We stopped by Wishbone to have some dinner, and Noëmi got to try some Southern-style food without having to travel outside of Chicago. We also watched a couple innings of the Cubs game, and I did my best to explain the sport to her. I did a pretty good job: I used a lot of hand gestures and even got up to mime batting when I explained the strike zone. I think she was impressed.
On Friday we had a much quieter day, going to MCC for the job fair, picking up some materials from the school advising office for Noëmi to take back with her to Summa College, and meeting a couple new friends.
We wandered around the Woodstock Square, and I told Noëmi that we’d have to watch Groundhog Day at some point so she could get the full experience.
That evening, we met up with Lindsay, who coordinated the Dutch scholars’ visit, and her friend Kylie, who is a former student of mine and an amazing young woman, at Duke’s in downtown Crystal Lake. We ate some dinner, drank some beer, and laughed hard about Subarus and Vape Life. It was great.

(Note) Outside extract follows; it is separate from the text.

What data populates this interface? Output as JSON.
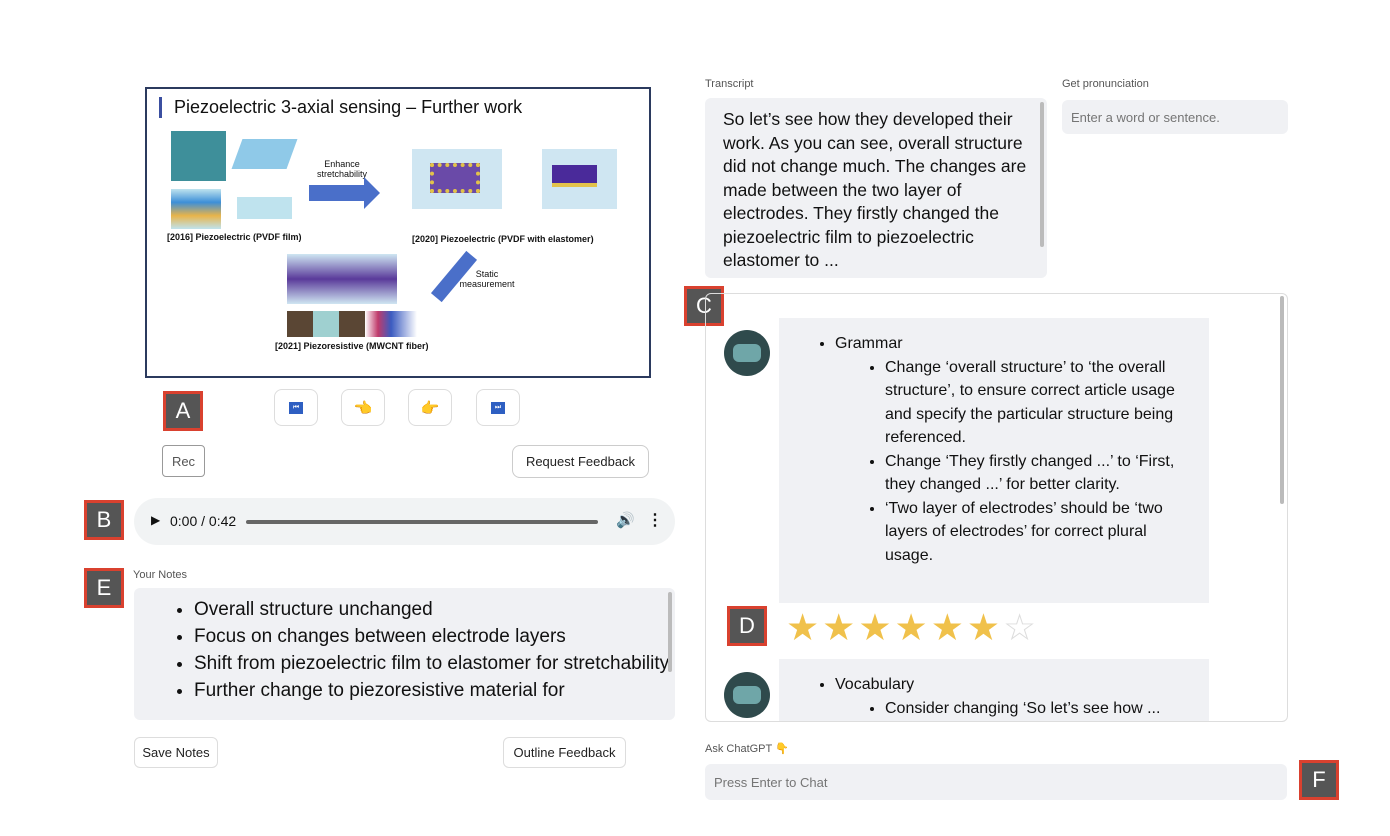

Saturday was another day out in the world beyond Camp Crystal Lake: specifically, Sonny Acres. For the last seven years or so, the Power family has gone to a pumpkin farm in October, mostly to watch Sadie ride the rides, and also to check out any Halloween costume shops and drink some apple cider. Last year we deviated from the norm by going to Goebert’s Farm in Barrington, and while it was a good time, it just wasn’t the same as ole’ Sonny Acres; so this year we returned to our regular haunt.
When Trevor, Noëmi, and I arrived, Sadie was already in action, getting her Halloween game-face on:
We wandered around for a couple of hours doing our usual stuff. I introduced Noëmi to apple cider (yes), to the caramel apple (yes and yes), and to rubber Halloween masks (no…okay, yes).
The best part of the afternoon, though, was seeing a Tabitha look-alike. We decided that this little guy is probably Tabitha’s younger brother:
The afternoon was also remarkable for taking what was probably our best selfie, that some jerk hot dog photo-bombed. But since we’ve gotten so good at these, I figured I’d share them all with you:
And that was our last few days! We spent this morning watching Manchester United lose to Chelsea (BOOOOO, CHELSEA!!!!!), but Noëmi wore Trevor’s Memphis Depay jersey to represent the Netherlands.
I baked up some quick banana bread, which we scarfed down immediately, and now we’re about to go to see some American stores (I’m going to show her Walmart, where they sell weapons, because…AMERICUH), and then home to decorate the house for Halloween. I’ll also spend some time today practicing my Dutch phrases, which Noëmi is teaching me in preparation for my visit to see her in May. This is what I’ve learned so far:
- I am Laura – Ik ben Laura
- How are you? – Hoe gaat het?
- Good – Goed
- I’m from America – Ik kom uit Amerika
- I’m a teacher – Ik ben een docent
Stop by next week for more about Noëmi’s continued adventures, and more amazing phrases!
Pingback: Noëmi’s Second Week | lakeprojects